Along with the rest of the Western world, most Australians who cared had largely unrealistic hopes for what Suu Kyi could achieve; authoritarian countries tend to take time to morph into well-functioning democracies. With the military still in firm control of security, the civil war in the northern state of Kachin has continued, hampering a national peace process. The horrifying exodus of more than 700,000 ethnic Muslim Rohingyas from the state of Rakhine into Bangladesh has seen Suu Kyi’s once saintly image all but destroyed.
But this should be no reason for Myanmar’s friends, and supporters of democratic societies in general, to turn their backs on the country. Quite the opposite.

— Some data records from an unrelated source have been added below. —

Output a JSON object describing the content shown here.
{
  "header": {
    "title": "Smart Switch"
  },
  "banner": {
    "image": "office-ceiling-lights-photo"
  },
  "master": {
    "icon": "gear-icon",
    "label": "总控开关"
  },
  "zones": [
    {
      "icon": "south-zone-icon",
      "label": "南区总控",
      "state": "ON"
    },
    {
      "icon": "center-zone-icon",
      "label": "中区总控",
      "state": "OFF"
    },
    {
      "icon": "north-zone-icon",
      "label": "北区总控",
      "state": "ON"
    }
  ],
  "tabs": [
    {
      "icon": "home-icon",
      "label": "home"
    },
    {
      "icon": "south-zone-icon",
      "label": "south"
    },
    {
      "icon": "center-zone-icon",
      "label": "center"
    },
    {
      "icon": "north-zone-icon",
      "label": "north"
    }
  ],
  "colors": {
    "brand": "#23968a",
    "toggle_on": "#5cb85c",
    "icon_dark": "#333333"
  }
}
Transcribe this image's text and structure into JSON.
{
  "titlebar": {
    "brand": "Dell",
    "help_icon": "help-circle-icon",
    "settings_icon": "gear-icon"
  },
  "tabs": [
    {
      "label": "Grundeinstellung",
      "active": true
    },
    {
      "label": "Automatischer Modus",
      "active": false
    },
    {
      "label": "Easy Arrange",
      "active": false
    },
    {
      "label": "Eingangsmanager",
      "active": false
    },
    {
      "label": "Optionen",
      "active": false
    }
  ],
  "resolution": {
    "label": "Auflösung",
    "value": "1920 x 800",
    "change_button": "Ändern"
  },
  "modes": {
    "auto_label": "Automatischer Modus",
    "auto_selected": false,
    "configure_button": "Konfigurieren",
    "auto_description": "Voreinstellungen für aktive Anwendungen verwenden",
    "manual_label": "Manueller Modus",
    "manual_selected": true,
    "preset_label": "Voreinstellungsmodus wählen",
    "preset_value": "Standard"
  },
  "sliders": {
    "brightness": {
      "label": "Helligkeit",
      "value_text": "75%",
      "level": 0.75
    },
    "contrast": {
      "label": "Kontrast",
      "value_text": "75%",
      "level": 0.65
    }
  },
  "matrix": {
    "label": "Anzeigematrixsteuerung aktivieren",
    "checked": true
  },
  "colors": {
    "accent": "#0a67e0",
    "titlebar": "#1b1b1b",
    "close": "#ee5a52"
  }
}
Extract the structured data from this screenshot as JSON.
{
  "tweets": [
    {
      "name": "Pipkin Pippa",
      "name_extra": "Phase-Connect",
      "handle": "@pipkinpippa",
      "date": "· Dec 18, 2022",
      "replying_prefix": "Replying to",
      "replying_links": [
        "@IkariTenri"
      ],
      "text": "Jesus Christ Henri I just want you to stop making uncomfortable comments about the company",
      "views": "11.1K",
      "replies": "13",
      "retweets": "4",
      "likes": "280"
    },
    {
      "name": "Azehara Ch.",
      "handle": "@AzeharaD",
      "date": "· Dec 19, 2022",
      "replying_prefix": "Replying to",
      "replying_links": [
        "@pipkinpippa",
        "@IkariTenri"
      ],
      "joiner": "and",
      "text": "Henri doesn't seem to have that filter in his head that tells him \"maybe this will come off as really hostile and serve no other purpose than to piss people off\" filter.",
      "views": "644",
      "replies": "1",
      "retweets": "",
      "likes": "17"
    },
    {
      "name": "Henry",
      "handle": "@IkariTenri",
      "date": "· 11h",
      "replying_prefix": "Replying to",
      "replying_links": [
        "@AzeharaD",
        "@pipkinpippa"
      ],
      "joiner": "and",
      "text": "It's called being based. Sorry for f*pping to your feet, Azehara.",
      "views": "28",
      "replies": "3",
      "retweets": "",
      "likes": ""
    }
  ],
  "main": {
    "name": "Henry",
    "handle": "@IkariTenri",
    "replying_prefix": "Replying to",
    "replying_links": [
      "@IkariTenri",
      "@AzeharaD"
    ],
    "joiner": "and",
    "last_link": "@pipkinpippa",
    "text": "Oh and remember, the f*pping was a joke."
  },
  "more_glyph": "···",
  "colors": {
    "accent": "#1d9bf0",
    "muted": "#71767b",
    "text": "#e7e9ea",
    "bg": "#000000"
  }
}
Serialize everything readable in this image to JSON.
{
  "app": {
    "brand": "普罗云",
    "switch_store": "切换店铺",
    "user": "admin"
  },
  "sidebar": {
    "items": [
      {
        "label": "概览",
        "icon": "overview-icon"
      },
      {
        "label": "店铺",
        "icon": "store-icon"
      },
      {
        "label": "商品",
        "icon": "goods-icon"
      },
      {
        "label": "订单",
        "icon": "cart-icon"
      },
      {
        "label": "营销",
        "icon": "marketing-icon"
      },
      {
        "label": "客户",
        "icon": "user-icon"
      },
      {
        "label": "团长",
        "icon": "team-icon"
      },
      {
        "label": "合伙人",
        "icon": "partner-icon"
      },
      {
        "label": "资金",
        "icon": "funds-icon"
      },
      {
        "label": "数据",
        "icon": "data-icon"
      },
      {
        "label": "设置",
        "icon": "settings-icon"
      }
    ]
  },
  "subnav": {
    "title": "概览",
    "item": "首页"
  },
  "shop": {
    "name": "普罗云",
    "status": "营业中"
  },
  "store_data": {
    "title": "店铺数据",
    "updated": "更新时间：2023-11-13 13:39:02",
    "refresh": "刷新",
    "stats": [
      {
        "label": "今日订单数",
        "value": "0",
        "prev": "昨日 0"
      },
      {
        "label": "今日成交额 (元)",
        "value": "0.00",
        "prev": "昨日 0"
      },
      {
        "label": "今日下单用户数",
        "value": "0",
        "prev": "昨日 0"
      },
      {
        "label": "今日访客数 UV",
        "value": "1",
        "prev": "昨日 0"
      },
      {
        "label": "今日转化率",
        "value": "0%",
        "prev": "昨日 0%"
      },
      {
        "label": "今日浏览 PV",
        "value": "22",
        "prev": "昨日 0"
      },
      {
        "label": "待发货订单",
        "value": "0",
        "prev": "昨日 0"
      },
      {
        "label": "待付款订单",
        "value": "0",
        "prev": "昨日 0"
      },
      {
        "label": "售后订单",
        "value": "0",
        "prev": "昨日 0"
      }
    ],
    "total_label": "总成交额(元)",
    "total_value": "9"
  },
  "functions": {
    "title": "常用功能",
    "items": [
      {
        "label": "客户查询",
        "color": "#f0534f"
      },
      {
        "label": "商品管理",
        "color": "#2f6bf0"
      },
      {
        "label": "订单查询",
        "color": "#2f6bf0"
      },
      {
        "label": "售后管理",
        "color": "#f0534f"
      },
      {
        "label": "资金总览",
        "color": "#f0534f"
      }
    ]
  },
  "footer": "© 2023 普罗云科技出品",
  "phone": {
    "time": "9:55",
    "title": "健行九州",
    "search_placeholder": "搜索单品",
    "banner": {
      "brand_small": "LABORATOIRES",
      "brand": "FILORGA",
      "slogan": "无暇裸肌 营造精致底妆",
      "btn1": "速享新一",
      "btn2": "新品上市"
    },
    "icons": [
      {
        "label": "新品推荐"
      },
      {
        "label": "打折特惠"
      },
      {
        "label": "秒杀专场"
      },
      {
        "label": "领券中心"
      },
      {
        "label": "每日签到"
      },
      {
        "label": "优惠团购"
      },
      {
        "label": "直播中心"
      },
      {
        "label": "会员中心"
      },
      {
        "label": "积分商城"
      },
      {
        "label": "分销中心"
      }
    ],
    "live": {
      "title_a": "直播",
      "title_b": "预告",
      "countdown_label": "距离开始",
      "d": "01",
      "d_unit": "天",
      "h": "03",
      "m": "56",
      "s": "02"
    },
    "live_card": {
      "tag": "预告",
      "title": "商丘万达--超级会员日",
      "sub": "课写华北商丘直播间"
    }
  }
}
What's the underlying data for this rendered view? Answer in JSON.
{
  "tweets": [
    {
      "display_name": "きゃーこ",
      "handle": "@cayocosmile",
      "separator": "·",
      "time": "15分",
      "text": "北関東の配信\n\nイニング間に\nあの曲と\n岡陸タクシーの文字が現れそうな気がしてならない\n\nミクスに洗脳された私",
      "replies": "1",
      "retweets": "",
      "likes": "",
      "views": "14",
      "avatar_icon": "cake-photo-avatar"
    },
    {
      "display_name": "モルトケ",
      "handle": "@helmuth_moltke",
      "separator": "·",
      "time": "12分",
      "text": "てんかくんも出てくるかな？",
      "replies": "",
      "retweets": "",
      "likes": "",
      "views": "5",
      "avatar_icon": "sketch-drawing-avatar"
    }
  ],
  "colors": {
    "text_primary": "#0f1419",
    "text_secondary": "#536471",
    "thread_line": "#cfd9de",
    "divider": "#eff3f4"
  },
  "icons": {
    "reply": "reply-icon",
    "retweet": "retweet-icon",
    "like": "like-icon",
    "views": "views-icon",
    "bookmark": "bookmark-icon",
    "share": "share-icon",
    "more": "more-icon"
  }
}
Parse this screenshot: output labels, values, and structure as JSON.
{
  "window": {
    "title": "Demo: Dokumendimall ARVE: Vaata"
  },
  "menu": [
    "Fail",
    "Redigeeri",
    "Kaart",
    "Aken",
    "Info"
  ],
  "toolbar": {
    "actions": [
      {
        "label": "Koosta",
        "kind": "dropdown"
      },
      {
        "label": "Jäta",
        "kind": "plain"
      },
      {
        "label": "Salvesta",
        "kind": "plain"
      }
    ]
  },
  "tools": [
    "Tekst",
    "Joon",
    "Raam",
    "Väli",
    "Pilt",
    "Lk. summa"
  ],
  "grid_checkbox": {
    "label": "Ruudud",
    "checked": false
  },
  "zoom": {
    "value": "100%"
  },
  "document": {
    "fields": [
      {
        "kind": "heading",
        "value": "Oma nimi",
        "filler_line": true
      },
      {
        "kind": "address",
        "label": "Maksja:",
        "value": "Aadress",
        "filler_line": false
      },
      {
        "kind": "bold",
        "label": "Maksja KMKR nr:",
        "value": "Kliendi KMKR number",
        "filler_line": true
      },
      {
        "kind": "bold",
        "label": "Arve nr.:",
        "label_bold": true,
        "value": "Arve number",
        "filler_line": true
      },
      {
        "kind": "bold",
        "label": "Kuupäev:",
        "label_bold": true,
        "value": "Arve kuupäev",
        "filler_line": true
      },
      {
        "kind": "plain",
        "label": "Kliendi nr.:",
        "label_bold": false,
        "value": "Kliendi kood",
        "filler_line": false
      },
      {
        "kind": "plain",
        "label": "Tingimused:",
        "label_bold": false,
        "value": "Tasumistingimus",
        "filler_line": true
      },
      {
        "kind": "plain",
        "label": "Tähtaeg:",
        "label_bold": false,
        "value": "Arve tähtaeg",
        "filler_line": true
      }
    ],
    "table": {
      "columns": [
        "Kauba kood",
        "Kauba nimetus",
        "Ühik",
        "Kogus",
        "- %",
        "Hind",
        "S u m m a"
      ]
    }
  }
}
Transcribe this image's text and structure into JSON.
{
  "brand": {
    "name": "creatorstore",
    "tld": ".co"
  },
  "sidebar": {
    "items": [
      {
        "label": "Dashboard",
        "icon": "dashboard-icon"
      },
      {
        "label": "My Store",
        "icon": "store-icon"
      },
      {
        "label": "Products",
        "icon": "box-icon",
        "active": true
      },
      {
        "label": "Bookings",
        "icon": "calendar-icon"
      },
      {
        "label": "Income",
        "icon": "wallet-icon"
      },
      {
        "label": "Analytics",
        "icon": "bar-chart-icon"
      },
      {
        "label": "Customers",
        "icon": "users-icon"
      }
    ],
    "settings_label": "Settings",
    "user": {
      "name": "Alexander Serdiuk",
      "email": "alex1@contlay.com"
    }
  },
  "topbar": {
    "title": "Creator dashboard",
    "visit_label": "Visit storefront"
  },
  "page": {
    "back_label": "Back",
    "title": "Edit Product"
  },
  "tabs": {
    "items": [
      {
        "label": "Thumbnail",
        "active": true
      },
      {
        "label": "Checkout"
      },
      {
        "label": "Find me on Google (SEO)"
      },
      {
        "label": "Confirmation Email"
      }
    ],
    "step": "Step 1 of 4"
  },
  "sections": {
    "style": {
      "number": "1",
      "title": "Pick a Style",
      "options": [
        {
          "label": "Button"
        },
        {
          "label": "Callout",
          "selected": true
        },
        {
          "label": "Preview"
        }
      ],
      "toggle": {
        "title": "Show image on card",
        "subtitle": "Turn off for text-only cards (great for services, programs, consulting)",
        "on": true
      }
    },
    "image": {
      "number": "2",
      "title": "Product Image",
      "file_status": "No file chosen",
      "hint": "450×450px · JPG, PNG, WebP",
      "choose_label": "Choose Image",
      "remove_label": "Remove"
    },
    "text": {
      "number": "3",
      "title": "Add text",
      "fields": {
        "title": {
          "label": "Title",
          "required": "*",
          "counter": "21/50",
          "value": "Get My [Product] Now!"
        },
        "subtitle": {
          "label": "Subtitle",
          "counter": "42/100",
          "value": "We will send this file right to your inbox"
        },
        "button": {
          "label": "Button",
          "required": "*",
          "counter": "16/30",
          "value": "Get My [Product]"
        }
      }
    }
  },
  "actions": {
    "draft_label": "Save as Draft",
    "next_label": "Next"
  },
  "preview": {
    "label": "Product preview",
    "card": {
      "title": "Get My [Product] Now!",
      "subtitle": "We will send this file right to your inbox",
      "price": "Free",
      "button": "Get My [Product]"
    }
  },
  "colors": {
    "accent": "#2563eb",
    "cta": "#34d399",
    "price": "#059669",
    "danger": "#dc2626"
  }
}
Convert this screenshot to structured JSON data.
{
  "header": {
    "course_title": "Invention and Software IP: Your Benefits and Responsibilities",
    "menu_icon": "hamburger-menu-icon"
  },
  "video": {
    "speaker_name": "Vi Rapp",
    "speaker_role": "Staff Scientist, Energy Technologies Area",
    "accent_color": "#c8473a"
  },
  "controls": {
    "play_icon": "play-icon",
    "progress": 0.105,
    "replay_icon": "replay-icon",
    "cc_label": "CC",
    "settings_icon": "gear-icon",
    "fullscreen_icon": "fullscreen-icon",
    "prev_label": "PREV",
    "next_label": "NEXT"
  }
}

Since 2012, Australia’s Coalition government has been embarrassingly disengaged from Myanmar. Apparently sending Australian troops to die in far-off countries like Iraq and Afghanistan — and who knows, maybe Iran — and spending all amount of blood and treasure for “democratisation” is a better use of Australian public diplomacy than helping a neighbour who is trying, albeit with huge difficulty, to do it themselves.
Prior to this, Australia had a solid record of public support for the democratisation in Myanmar. Kevin Rudd visited the country as both prime minister and foreign minister, as did his successor in the second role Bob Carr. Critics had a point in noting that there was doubtless an element of schmoozing involved, with both men — neither of whom have ever hidden their egos — securing photos with the beloved Nobel Prize winner. But that was then.
Come the Abbott and Turnbull governments, it seemed that for Australia (at least publicly) Myanmar had fallen off the map. The Coalition’s focus on so-called “economic diplomacy” would appear to sideline poor and hard-to-invest-in nations like Myanmar.
Before December last year there had only be two visits by any Australian minister to Myanmar on the Coalition’s watch — both by one-time junior foreign affairs minister Concetta Fierravanti-Wells.
This public neglect is all the more curious given Australia’s continuing strong commitment to providing aid to one of Asia’s poorest nations. We send money ($84 million in 2019-2020), but offer little in the way of regional leadership in the form of visits from senior leaders and continuing statements of support.
Certainly there are some sensitivities around “telling” former colonial nations what they need to do, but measured support would be more welcomed than shunned. Australia, too, like other nations, must accept the reality that the military has a leadership role in the country.
The unofficial official line from Canberra is that constitutional change is an internal political matter. Yet Australia is happy to invade other countries when it suits. This is, at best, wildly inconsistent. The rise of Chinese influence, which Australia has publicly stated it wants to balance, is also a huge issue in Southeast Asia’s poorer countries such as Myanmar as well as Cambodia and Laos.
It was heartening to see Bishop’s successor as foreign minister, Marise Payne, visit Myanmar in December 2018; she visited northern Rakhine to see how Australian aid was being spent. Indeed, Payne has shown she is more interested in the human rights end of diplomacy than Bishop, critiquing China’s gulags in north-western Xinjiang.
Hopefully this signalled a new phase of Australian engagement with Myanmar and its efforts to create a more democratic society for the country’s put-upon people — and some signs that it will be followed up would be welcome. Public statements about the importance of peace and real democracy that constitutional reforms represent would be a good place to start.